Croatia’s northern county, Međimurje, misses out on knowledge hub that could have aided development

Posted 3 September 2014 by Mićo Tatalović

A recent mess-up with an EU grant was a big setback for development in Croatia’s northern county, Međimurje, a leadership forum heard last week. There had been plans for the development of a knowledge centre within the building complex that already houses the Technology and Innovation Centre in Čakovec (TIC), which could have contributed to decentralised development and supported local people and entrepreneurship. Instead, poor management of the grant by Croatia’s central government meant the project did not get the... Read more
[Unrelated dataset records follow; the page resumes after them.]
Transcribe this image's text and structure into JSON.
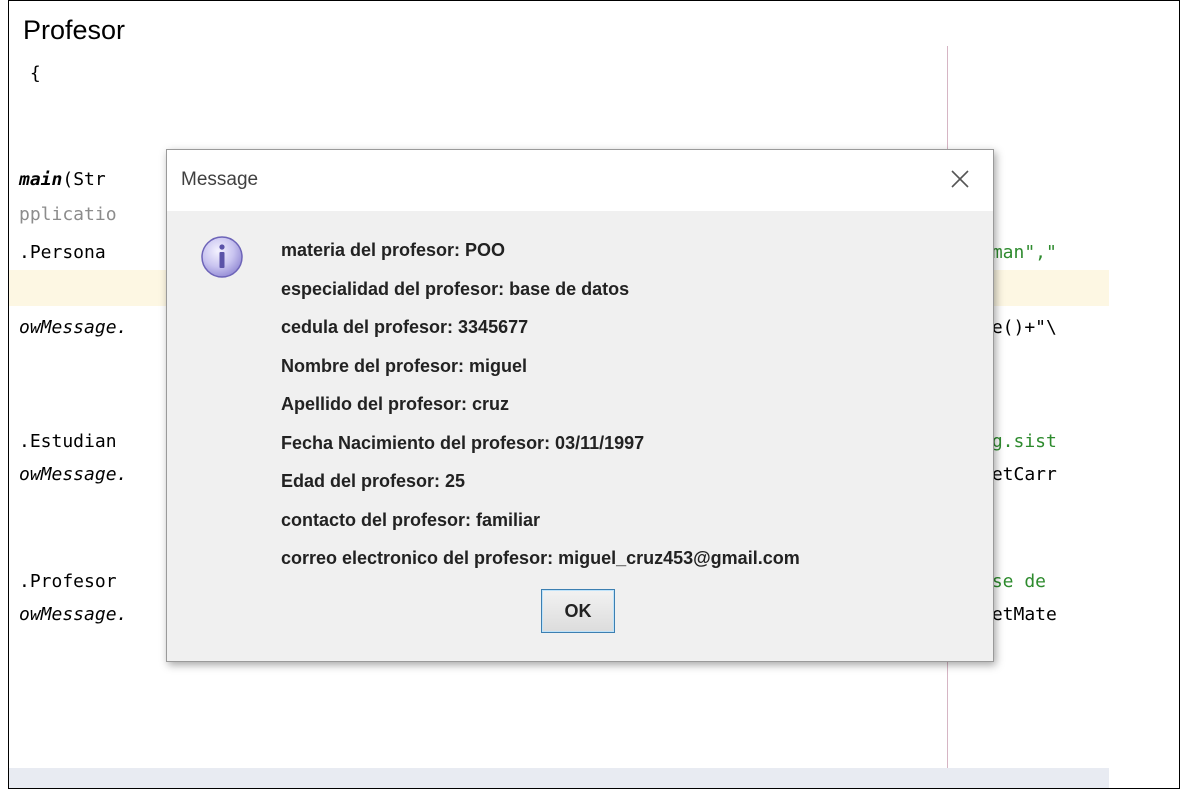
{
  "document": {
    "title": "Profesor"
  },
  "code": {
    "left_lines": [
      {
        "text": " {",
        "style": ""
      },
      {
        "text": "main",
        "style": "bold italic"
      },
      {
        "text": "(Str",
        "style": ""
      },
      {
        "text": "pplicatio",
        "style": "gray"
      },
      {
        "text": ".Persona",
        "style": ""
      },
      {
        "text": "owMessage.",
        "style": "italic"
      },
      {
        "text": ".Estudian",
        "style": ""
      },
      {
        "text": "owMessage.",
        "style": "italic"
      },
      {
        "text": ".Profesor",
        "style": ""
      },
      {
        "text": "owMessage.",
        "style": "italic"
      }
    ],
    "right_lines": [
      {
        "text": "zman\",\"",
        "style": "green"
      },
      {
        "text": "re()+\"\\",
        "style": ""
      },
      {
        "text": "ng.sist",
        "style": "green"
      },
      {
        "text": "getCarr",
        "style": ""
      },
      {
        "text": "ase de",
        "style": "green"
      },
      {
        "text": "getMate",
        "style": ""
      }
    ]
  },
  "dialog": {
    "title": "Message",
    "close_icon": "close-icon",
    "info_icon": "info-icon",
    "lines": [
      "materia del profesor: POO",
      "especialidad del profesor: base de datos",
      "cedula del profesor: 3345677",
      "Nombre del profesor: miguel",
      "Apellido del profesor: cruz",
      "Fecha Nacimiento del profesor: 03/11/1997",
      "Edad del profesor: 25",
      "contacto del profesor: familiar",
      "correo electronico del profesor: miguel_cruz453@gmail.com"
    ],
    "ok_label": "OK"
  },
  "colors": {
    "dialog_bg": "#f0f0f0",
    "highlight_row": "#fdf7e3",
    "string_green": "#2e8b2e",
    "ok_border": "#3c7fb1"
  }
}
Call for Applications: 2nd edition of the South East European Science Journalism Workshop (Deadline: 18 August 2014)

Posted 17 July 2014 by Mićo Tatalović

From UNESCO and Balkan School of Science Journalism: "The UNESCO Regional Bureau for Science and Culture in Europe, Venice (Italy), is pleased to announce that the 2nd edition of the specialized South East European (SEE) regional workshop on science journalism will be conducted from 19 to 22 September 2014 in Podgorica, Montenegro, during the Open Science Festival. The relationship between science and society can be challenging. Linking science to society, improving public understanding of science and encouraging and attracting the... Read more
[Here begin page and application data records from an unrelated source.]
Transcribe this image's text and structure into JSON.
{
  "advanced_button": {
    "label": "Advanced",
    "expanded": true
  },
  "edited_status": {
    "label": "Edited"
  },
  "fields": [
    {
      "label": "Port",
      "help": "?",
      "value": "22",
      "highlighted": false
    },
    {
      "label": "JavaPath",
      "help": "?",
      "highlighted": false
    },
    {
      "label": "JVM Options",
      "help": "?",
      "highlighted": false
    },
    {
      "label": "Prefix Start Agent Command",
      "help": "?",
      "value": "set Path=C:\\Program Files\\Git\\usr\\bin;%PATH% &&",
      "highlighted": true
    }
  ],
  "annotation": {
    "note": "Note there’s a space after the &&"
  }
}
Bosnia and Herzegovina gets yet another ethnic science academy: a (second) Croatian one

Posted 15 July 2014 by Mićo Tatalović

Academies of science and arts have a long history of being intertwined with political and religious issues, and this is perhaps nowhere as evident as in the troubled Balkans - the meeting place of Catholic, Orthodox and Muslim faiths, where many ethnicities lay claim to the land. I wrote about some of the issues surrounding science academies as proxies to nation-state building in Science a couple of years ago, when new Roma and Bosniak (Muslim) academies were being set up.... Read more